Video games get scarily realistic. Sometimes, we treat this mass of pixels almost like real life and NPCs like our friends – primarily when moral choices shape digital reality.
Be good or bad? Kill or spare? While we don’t ask ourselves these questions every day, they do come to mind during gaming sessions. Video games with moral systems encourage the exploration of fictional scenarios, almost experimenting with your feelings.
It makes them interesting and provokes another playthrough with a different approach. People want to be good, and right deeds feel like a reward – that’s what we have learned over the years. Therefore, considering the evil path in the game often feels awful. And appealing! Because where, if not in such an interactive fictional environment, can we test our ethical limits?
The Essence of Morality Systems
In a nutshell, morality is a set of rules determining what is right and what is wrong. Closely related to other subjects like guilt, ethics, traditions, or culture, it helps make life decisions. Some are more complex, others effortless, so developers implemented moral systems into video games.
One of the first such titles was 1991’s Streets of Rage, where the final choice dictated alternative endings. It was soon followed by I Have No Mouth, and I Must Scream, Fable, Bioshock, and the incredibly popular Grand Theft Auto. Does decision-making sound like a plan for the upcoming gaming session? We’ve created a short list of games with moral choices if you want to know their surprising outcomes.
Mass Effect is a classic example of a series where everything is black and white. That doesn’t mean easy – quite the opposite.
By executing decisions, players can create the evil or good Commander Shepard. Each deed affects Paragon and Renegade meters, which develop Charm or Intimidate skills. And many of these choices are complicated because while traversing the galaxy, we can decide the fate of alien races or travel companions. Some are even nice, so it would be a shame if they suddenly died. Right?
The Witcher 3: Wild Hunt
|CD PROJEKT RED
As a professional monster slayer, Geralt isn’t as appreciated as he deserves. In this cruel, yet beautiful world, our hero may want to follow the path of ultimate evil.
The Witcher series introduces an extremely complex morality system, set in a world overflowing with prejudice, racism, and a complete lack of hope. Geralt is not a shiny hero, just a man doing his job. Sometimes more like a tool. So noble decisions are problematic since each shapes the plot and future events. But that’s what makes this game so fascinating and realistic.
This seemingly cute game allows the completion of the entire story peacefully without killing anyone along the way. But it’s not that simple, and there are dozens of alternative endings depending on the player’s choices.
To fully understand the Undertale plot, complete it at least 2-3 times. The first time can leave you speechless because this game is learning. In most role-playing titles, the player is invincible, operating the ancient power of saving the game. But not in this one, as the save often introduces the consequences of bad choices that already happened and should be overwritten. The NPCs recognize you, there’s no fourth wall, the game notices how many times you’ve played it, and it looks like everyone knows something you don’t. Such fantastic mechanics make each choice unimaginably challenging and often result in guilt.
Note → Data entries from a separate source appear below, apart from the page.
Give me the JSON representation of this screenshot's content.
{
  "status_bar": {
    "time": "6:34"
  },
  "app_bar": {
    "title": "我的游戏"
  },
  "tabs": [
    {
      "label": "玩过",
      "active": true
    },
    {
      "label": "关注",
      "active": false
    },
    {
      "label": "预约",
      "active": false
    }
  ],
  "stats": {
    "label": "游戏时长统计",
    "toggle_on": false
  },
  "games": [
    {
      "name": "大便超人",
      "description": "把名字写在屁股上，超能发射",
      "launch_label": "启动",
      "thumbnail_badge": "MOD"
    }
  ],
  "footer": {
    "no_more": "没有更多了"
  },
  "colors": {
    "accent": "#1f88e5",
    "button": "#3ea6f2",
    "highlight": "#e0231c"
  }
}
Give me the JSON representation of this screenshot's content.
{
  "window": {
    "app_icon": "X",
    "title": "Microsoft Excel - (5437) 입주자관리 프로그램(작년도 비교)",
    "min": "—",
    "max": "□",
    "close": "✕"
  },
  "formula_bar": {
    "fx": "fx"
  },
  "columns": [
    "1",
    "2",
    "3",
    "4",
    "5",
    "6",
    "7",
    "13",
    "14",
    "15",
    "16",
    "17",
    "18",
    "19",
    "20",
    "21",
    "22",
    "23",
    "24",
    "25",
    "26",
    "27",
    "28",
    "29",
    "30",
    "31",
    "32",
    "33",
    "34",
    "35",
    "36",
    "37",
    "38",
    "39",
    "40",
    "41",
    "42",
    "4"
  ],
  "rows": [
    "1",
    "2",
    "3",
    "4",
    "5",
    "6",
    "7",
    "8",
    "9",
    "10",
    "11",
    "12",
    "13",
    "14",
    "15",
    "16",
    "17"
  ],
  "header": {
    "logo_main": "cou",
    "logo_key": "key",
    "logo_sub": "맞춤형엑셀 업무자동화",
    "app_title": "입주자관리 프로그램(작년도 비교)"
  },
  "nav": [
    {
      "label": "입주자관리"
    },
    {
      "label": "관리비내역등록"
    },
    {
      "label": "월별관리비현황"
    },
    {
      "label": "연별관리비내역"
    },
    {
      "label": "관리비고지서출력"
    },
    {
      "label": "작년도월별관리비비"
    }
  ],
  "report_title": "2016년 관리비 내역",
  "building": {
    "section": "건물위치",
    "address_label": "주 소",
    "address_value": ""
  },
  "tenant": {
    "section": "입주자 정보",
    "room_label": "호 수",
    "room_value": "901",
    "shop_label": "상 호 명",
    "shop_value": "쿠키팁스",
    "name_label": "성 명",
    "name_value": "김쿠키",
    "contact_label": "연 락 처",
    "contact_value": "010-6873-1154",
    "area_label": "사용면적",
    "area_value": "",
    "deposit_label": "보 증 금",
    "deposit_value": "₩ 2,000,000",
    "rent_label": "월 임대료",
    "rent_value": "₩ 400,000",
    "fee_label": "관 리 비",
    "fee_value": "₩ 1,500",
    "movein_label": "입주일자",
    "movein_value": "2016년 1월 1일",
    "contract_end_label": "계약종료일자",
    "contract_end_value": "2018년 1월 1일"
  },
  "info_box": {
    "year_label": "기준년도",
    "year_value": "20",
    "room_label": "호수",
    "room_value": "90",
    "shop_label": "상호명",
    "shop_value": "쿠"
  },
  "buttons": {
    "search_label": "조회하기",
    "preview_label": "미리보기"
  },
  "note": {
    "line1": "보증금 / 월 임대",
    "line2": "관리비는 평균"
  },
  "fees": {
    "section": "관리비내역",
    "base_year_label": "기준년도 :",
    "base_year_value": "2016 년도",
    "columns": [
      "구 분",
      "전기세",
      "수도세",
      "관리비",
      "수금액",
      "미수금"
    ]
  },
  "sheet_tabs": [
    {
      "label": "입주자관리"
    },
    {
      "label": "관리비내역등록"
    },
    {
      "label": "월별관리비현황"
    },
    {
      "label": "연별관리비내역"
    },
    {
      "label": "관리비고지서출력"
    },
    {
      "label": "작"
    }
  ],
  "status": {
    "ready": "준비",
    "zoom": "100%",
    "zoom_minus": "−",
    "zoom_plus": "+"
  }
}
It is a charming story revealing the whole life of the playable hero. Full of challenging moral choices!
Everything you do in Fable affects your character and the surrounding world. This fact can cause an unsettling feeling because decisions turn out incredibly complex. Even the tiniest action affects your future reputation and appearance. And these NPCs notice it well!
|Bethesda Game Studios
Bethesda’s games are widely appreciated for their complex stories, moral depth, and memorable characters. And this one provides some pretty brutal choices that will always feel like the worst.
Fallout 4 features two plots that might make you question your moral compass. The first concerns the Synths – humanoid robots with no free will. The second is the selection of factions that exist in all Fallout games. But in that case, this choice can bear truly grave consequences. Have fun, good luck!
As it turns out, players don’t play games to do good but to explore their moral abilities and push certain boundaries. Making choices results in satisfaction or guilt, depending on the individual’s approach to particular matters. One might ask – is it all just for this? Well, yes! People also like to play the scariest horror games, and fear is not a pleasant feeling. But it’s fun because all these nasty or questionable actions happen in a secure digital environment. Consequences don’t affect real life, and NPCs don’t hold grudges (except those in Undertale, they remember). Running such tests on ourselves can bring pretty fascinating results and encourage us to think about human morality and life in general. So pick a game and see for yourself – can you play the bad guy?